This theme recognizes the emerging mechanical, electrical and software technologies that will make the next generation of robotic systems able to safely co-exist in close proximity to humans in the pursuit of mundane, dangerous, precise or expensive tasks. Co-robots will need to establish a symbiotic relationship with their human partners, each leveraging their relative strengths in the planning and performance of a task. This means, among other things, that for broad diffusion, access, and use (and hence, to achieve societal impacts), co-robots must be relatively cheap, easy to use, and available anywhere. As the US population ages and becomes more culturally and linguistically diverse, these co-robots may serve to increase the efficiency, productivity and safety of individuals in all activities and phases of life, and their ubiquitous deployment has the potential to measurably improve the state of national health, education and learning, personal and public safety, security, the character and composition of a heterogeneous workforce, and the economy, more generally.
I applaud Obama's effort in advancing robotics technology and creating more robotics jobs! Although the funding is still very small compared to, for example, the $20 billion per year the government is spending in air conditioning for troops in Iraq and Afghanistan, especially when robots are expensive (e.g., a Honda UAV Copter costs $300K and a humanoid robot costs $300K-millions). But it is certainly a good start. Let's hope whoever gets elected as the next president will keep such initiatives alive!
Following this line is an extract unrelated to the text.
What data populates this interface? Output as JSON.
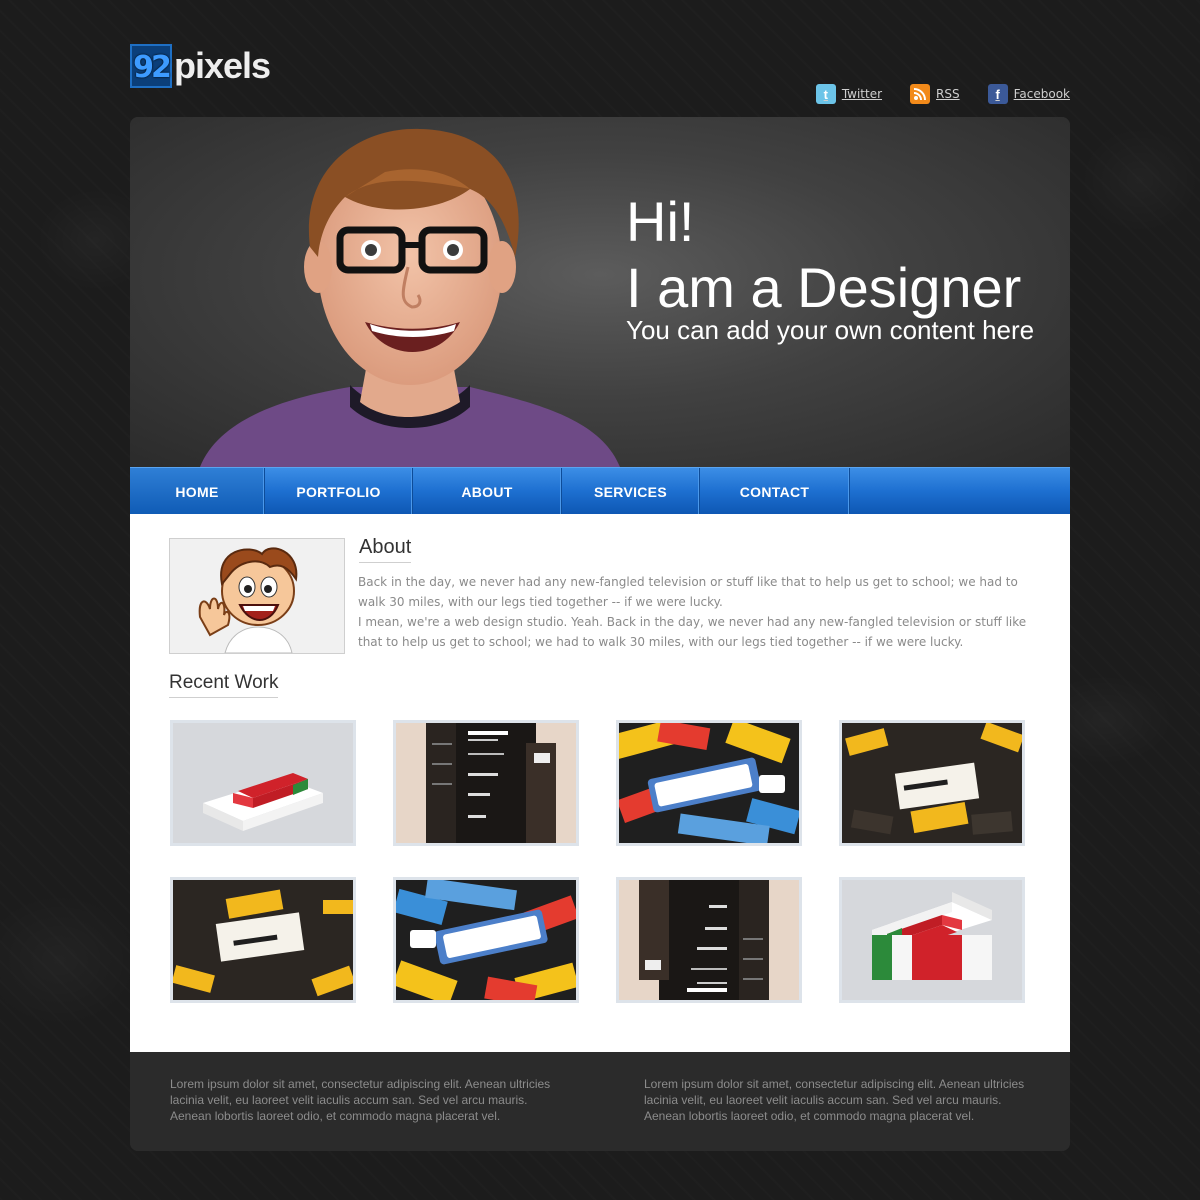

Obama's speech about robots and technology.

You can listen to Obama's entire speech (above) if you are bored. You can also check out the IEEE Spectrum article for more details. The speech mentioned about Obama's visit to a local company called RedZone Robotics, who makes robots to explore water and sewer pipes. Guess I'll have to check this company out and then post a blog about it next time. Enough for this one. Ciao!

Video of the Day:

A funny robot video from the Portal 2 game.